__Data listing__
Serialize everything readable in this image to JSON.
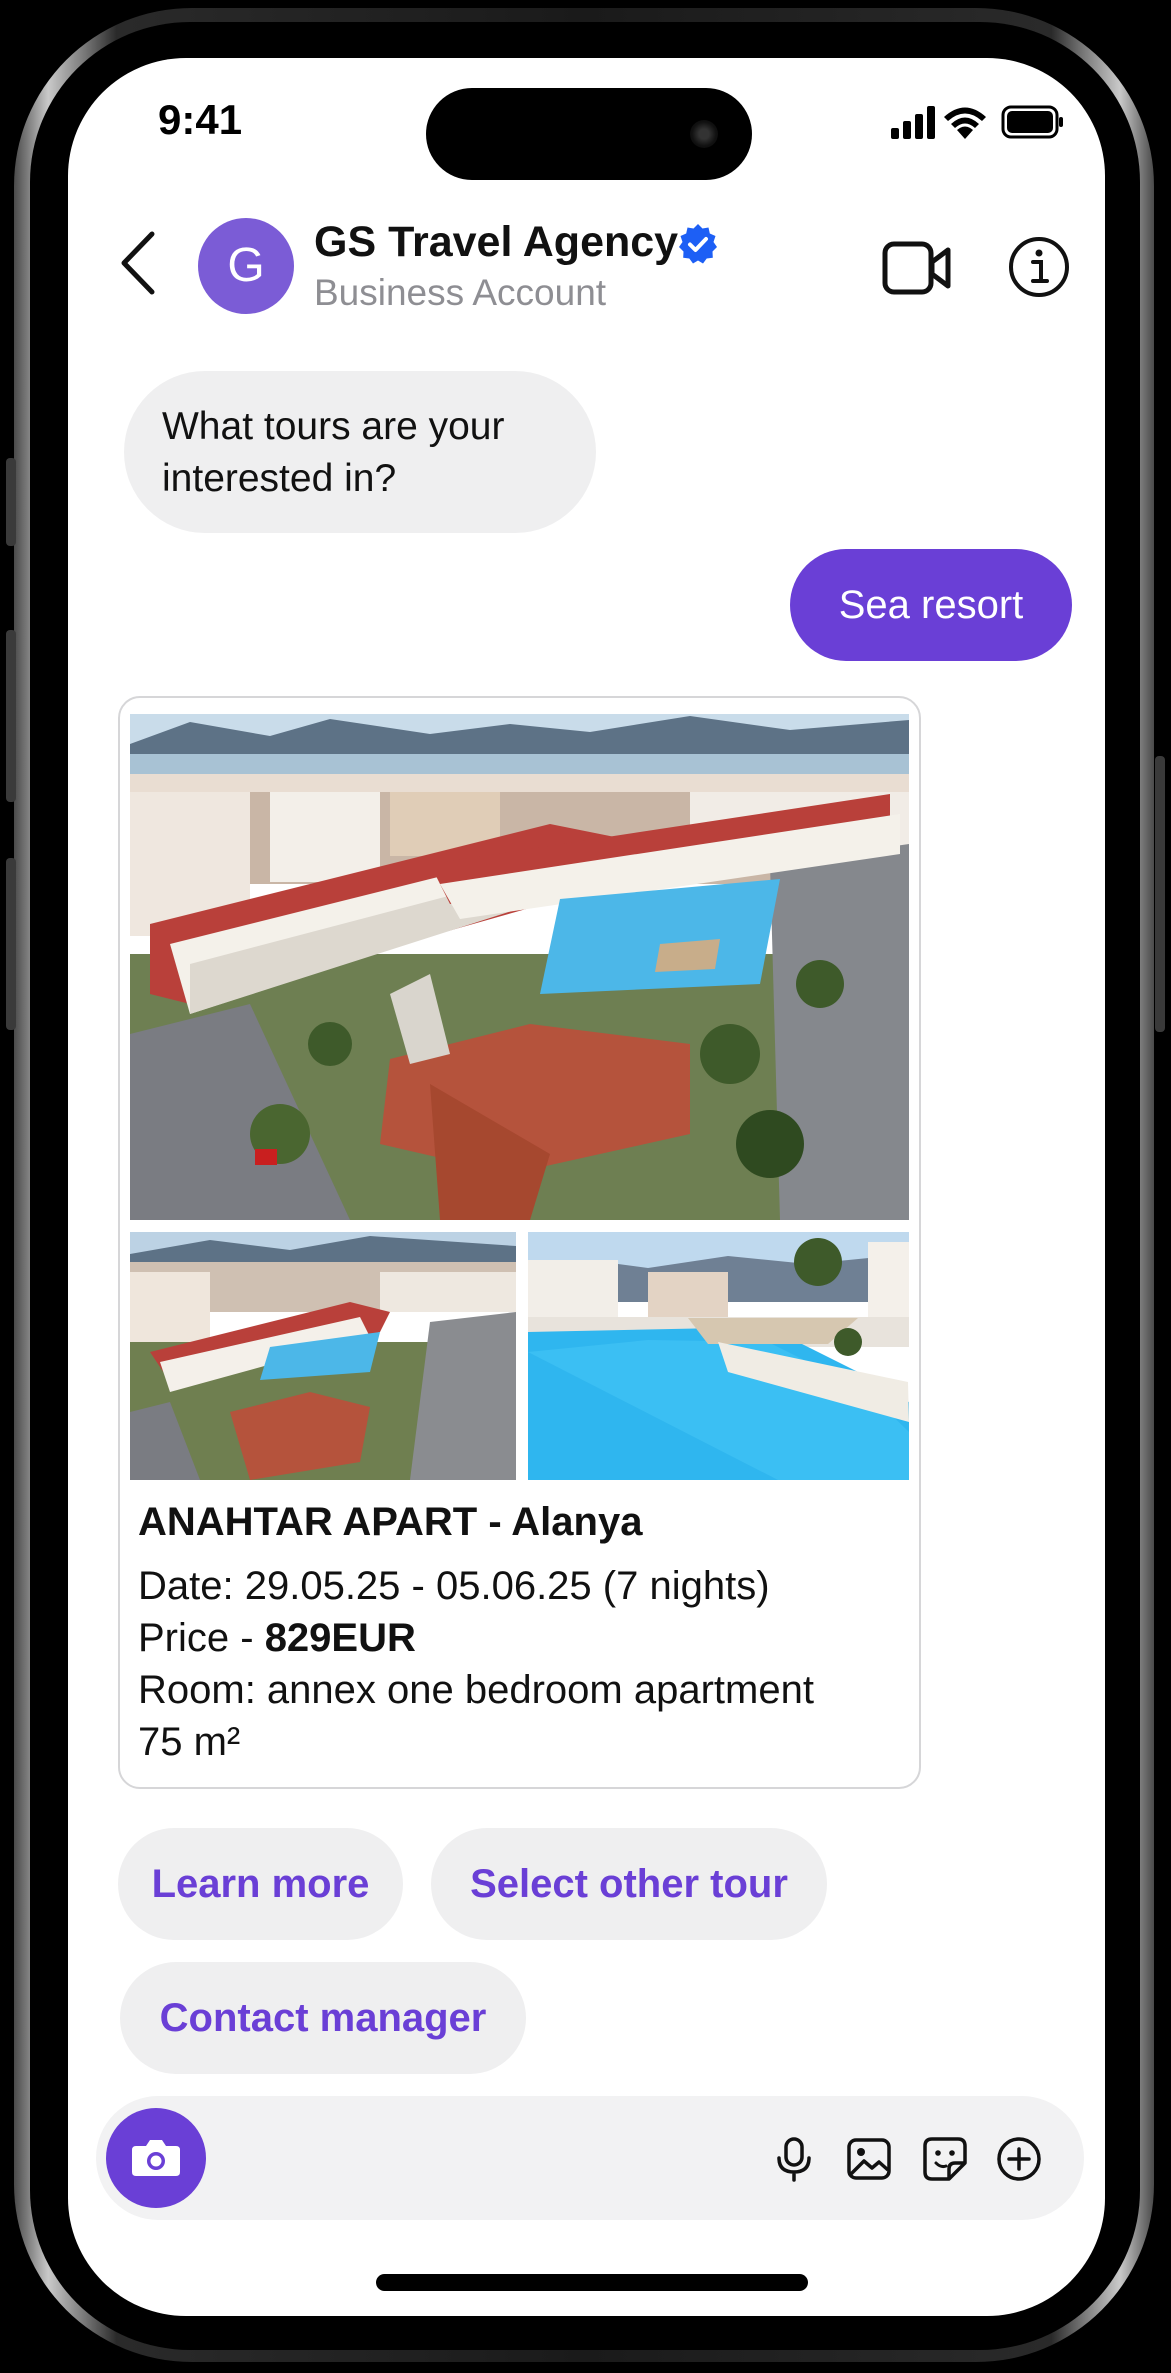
{
  "status": {
    "time": "9:41"
  },
  "header": {
    "avatar_letter": "G",
    "name": "GS Travel Agency",
    "subtitle": "Business Account"
  },
  "messages": {
    "incoming": "What tours are your interested in?",
    "outgoing": "Sea resort"
  },
  "tour_card": {
    "title": "ANAHTAR APART - Alanya",
    "date_line": "Date: 29.05.25 - 05.06.25 (7 nights)",
    "price_label": "Price - ",
    "price_value": "829EUR",
    "room_line_1": "Room: annex one bedroom apartment",
    "room_line_2": "75 m²"
  },
  "quick_replies": {
    "learn_more": "Learn more",
    "select_other": "Select other tour",
    "contact_manager": "Contact manager"
  },
  "colors": {
    "accent": "#6a3fd6",
    "avatar": "#7b5cd6",
    "verified": "#1d5ff5",
    "bubble_gray": "#efeff0"
  },
  "icons": [
    "back-chevron-icon",
    "verified-badge-icon",
    "video-camera-icon",
    "info-icon",
    "camera-icon",
    "microphone-icon",
    "gallery-icon",
    "sticker-icon",
    "plus-icon"
  ]
}
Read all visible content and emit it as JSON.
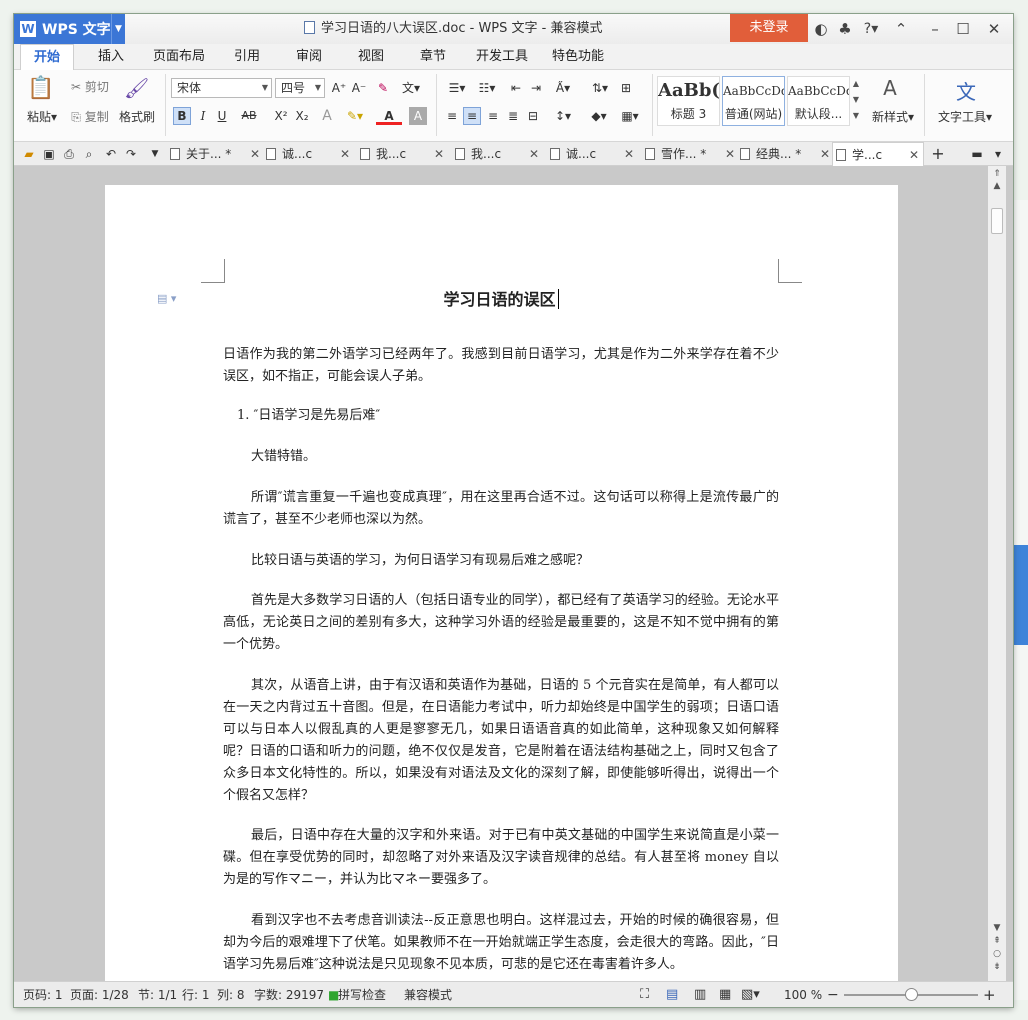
{
  "window": {
    "app_name": "WPS 文字",
    "title": "学习日语的八大误区.doc - WPS 文字 - 兼容模式",
    "login_label": "未登录",
    "help_label": "?"
  },
  "menu": [
    "开始",
    "插入",
    "页面布局",
    "引用",
    "审阅",
    "视图",
    "章节",
    "开发工具",
    "特色功能"
  ],
  "ribbon": {
    "paste": "粘贴",
    "cut": "剪切",
    "copy": "复制",
    "format_painter": "格式刷",
    "font_name": "宋体",
    "font_size": "四号",
    "bold": "B",
    "italic": "I",
    "underline": "U",
    "strike": "AB",
    "superscript": "X²",
    "subscript": "X₂",
    "styles": [
      {
        "preview": "AaBb(",
        "name": "标题 3"
      },
      {
        "preview": "AaBbCcDd",
        "name": "普通(网站)"
      },
      {
        "preview": "AaBbCcDd",
        "name": "默认段..."
      }
    ],
    "new_style": "新样式",
    "text_tools": "文字工具"
  },
  "tabs": [
    {
      "label": "关于...",
      "dirty": "*"
    },
    {
      "label": "诚...c",
      "dirty": ""
    },
    {
      "label": "我...c",
      "dirty": ""
    },
    {
      "label": "我...c",
      "dirty": ""
    },
    {
      "label": "诚...c",
      "dirty": ""
    },
    {
      "label": "雪作...",
      "dirty": "*"
    },
    {
      "label": "经典...",
      "dirty": "*"
    },
    {
      "label": "学...c",
      "dirty": ""
    }
  ],
  "document": {
    "title": "学习日语的误区",
    "paragraphs": [
      "日语作为我的第二外语学习已经两年了。我感到目前日语学习，尤其是作为二外来学存在着不少误区，如不指正，可能会误人子弟。",
      "1. ″日语学习是先易后难″",
      "大错特错。",
      "所谓″谎言重复一千遍也变成真理″，用在这里再合适不过。这句话可以称得上是流传最广的谎言了，甚至不少老师也深以为然。",
      "比较日语与英语的学习，为何日语学习有现易后难之感呢？",
      "首先是大多数学习日语的人（包括日语专业的同学），都已经有了英语学习的经验。无论水平高低，无论英日之间的差别有多大，这种学习外语的经验是最重要的，这是不知不觉中拥有的第一个优势。",
      "其次，从语音上讲，由于有汉语和英语作为基础，日语的 5 个元音实在是简单，有人都可以在一天之内背过五十音图。但是，在日语能力考试中，听力却始终是中国学生的弱项；日语口语可以与日本人以假乱真的人更是寥寥无几，如果日语语音真的如此简单，这种现象又如何解释呢？日语的口语和听力的问题，绝不仅仅是发音，它是附着在语法结构基础之上，同时又包含了众多日本文化特性的。所以，如果没有对语法及文化的深刻了解，即使能够听得出，说得出一个个假名又怎样？",
      "最后，日语中存在大量的汉字和外来语。对于已有中英文基础的中国学生来说简直是小菜一碟。但在享受优势的同时，却忽略了对外来语及汉字读音规律的总结。有人甚至将 money 自以为是的写作マニー，并认为比マネー要强多了。",
      "看到汉字也不去考虑音训读法--反正意思也明白。这样混过去，开始的时候的确很容易，但却为今后的艰难埋下了伏笔。如果教师不在一开始就端正学生态度，会走很大的弯路。因此，″日语学习先易后难″这种说法是只见现象不见本质，可悲的是它还在毒害着许多人。"
    ]
  },
  "status": {
    "page": "页码: 1",
    "pages": "页面: 1/28",
    "section": "节: 1/1",
    "row": "行: 1",
    "col": "列: 8",
    "words": "字数: 29197",
    "spell": "拼写检查",
    "compat": "兼容模式",
    "zoom": "100 %",
    "zoom_fraction": 0.5
  }
}
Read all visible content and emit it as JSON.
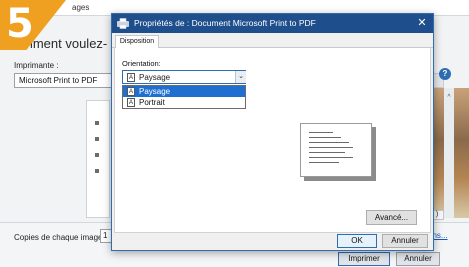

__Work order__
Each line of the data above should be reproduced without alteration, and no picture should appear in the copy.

__Exercise solution__
Serialize everything readable in this image to JSON.
{
  "status": {
    "time": "9:41"
  },
  "header": {
    "avatar_letter": "G",
    "name": "GS Travel Agency",
    "subtitle": "Business Account"
  },
  "messages": {
    "incoming": "What tours are your interested in?",
    "outgoing": "Sea resort"
  },
  "tour_card": {
    "title": "ANAHTAR APART - Alanya",
    "date_line": "Date: 29.05.25 - 05.06.25 (7 nights)",
    "price_label": "Price - ",
    "price_value": "829EUR",
    "room_line_1": "Room: annex one bedroom apartment",
    "room_line_2": "75 m²"
  },
  "quick_replies": {
    "learn_more": "Learn more",
    "select_other": "Select other tour",
    "contact_manager": "Contact manager"
  },
  "colors": {
    "accent": "#6a3fd6",
    "avatar": "#7b5cd6",
    "verified": "#1d5ff5",
    "bubble_gray": "#efeff0"
  },
  "icons": [
    "back-chevron-icon",
    "verified-badge-icon",
    "video-camera-icon",
    "info-icon",
    "camera-icon",
    "microphone-icon",
    "gallery-icon",
    "sticker-icon",
    "plus-icon"
  ]
}
Read all visible content and emit it as JSON.
{
  "window": {
    "app_name": "WPS 文字",
    "title": "学习日语的八大误区.doc - WPS 文字 - 兼容模式",
    "login_label": "未登录",
    "help_label": "?"
  },
  "menu": [
    "开始",
    "插入",
    "页面布局",
    "引用",
    "审阅",
    "视图",
    "章节",
    "开发工具",
    "特色功能"
  ],
  "ribbon": {
    "paste": "粘贴",
    "cut": "剪切",
    "copy": "复制",
    "format_painter": "格式刷",
    "font_name": "宋体",
    "font_size": "四号",
    "bold": "B",
    "italic": "I",
    "underline": "U",
    "strike": "AB",
    "superscript": "X²",
    "subscript": "X₂",
    "styles": [
      {
        "preview": "AaBb(",
        "name": "标题 3"
      },
      {
        "preview": "AaBbCcDd",
        "name": "普通(网站)"
      },
      {
        "preview": "AaBbCcDd",
        "name": "默认段..."
      }
    ],
    "new_style": "新样式",
    "text_tools": "文字工具"
  },
  "tabs": [
    {
      "label": "关于...",
      "dirty": "*"
    },
    {
      "label": "诚...c",
      "dirty": ""
    },
    {
      "label": "我...c",
      "dirty": ""
    },
    {
      "label": "我...c",
      "dirty": ""
    },
    {
      "label": "诚...c",
      "dirty": ""
    },
    {
      "label": "雪作...",
      "dirty": "*"
    },
    {
      "label": "经典...",
      "dirty": "*"
    },
    {
      "label": "学...c",
      "dirty": ""
    }
  ],
  "document": {
    "title": "学习日语的误区",
    "paragraphs": [
      "日语作为我的第二外语学习已经两年了。我感到目前日语学习，尤其是作为二外来学存在着不少误区，如不指正，可能会误人子弟。",
      "1. ″日语学习是先易后难″",
      "大错特错。",
      "所谓″谎言重复一千遍也变成真理″，用在这里再合适不过。这句话可以称得上是流传最广的谎言了，甚至不少老师也深以为然。",
      "比较日语与英语的学习，为何日语学习有现易后难之感呢？",
      "首先是大多数学习日语的人（包括日语专业的同学），都已经有了英语学习的经验。无论水平高低，无论英日之间的差别有多大，这种学习外语的经验是最重要的，这是不知不觉中拥有的第一个优势。",
      "其次，从语音上讲，由于有汉语和英语作为基础，日语的 5 个元音实在是简单，有人都可以在一天之内背过五十音图。但是，在日语能力考试中，听力却始终是中国学生的弱项；日语口语可以与日本人以假乱真的人更是寥寥无几，如果日语语音真的如此简单，这种现象又如何解释呢？日语的口语和听力的问题，绝不仅仅是发音，它是附着在语法结构基础之上，同时又包含了众多日本文化特性的。所以，如果没有对语法及文化的深刻了解，即使能够听得出，说得出一个个假名又怎样？",
      "最后，日语中存在大量的汉字和外来语。对于已有中英文基础的中国学生来说简直是小菜一碟。但在享受优势的同时，却忽略了对外来语及汉字读音规律的总结。有人甚至将 money 自以为是的写作マニー，并认为比マネー要强多了。",
      "看到汉字也不去考虑音训读法--反正意思也明白。这样混过去，开始的时候的确很容易，但却为今后的艰难埋下了伏笔。如果教师不在一开始就端正学生态度，会走很大的弯路。因此，″日语学习先易后难″这种说法是只见现象不见本质，可悲的是它还在毒害着许多人。"
    ]
  },
  "status": {
    "page": "页码: 1",
    "pages": "页面: 1/28",
    "section": "节: 1/1",
    "row": "行: 1",
    "col": "列: 8",
    "words": "字数: 29197",
    "spell": "拼写检查",
    "compat": "兼容模式",
    "zoom": "100 %",
    "zoom_fraction": 0.5
  }
}
Read all visible content and emit it as JSON.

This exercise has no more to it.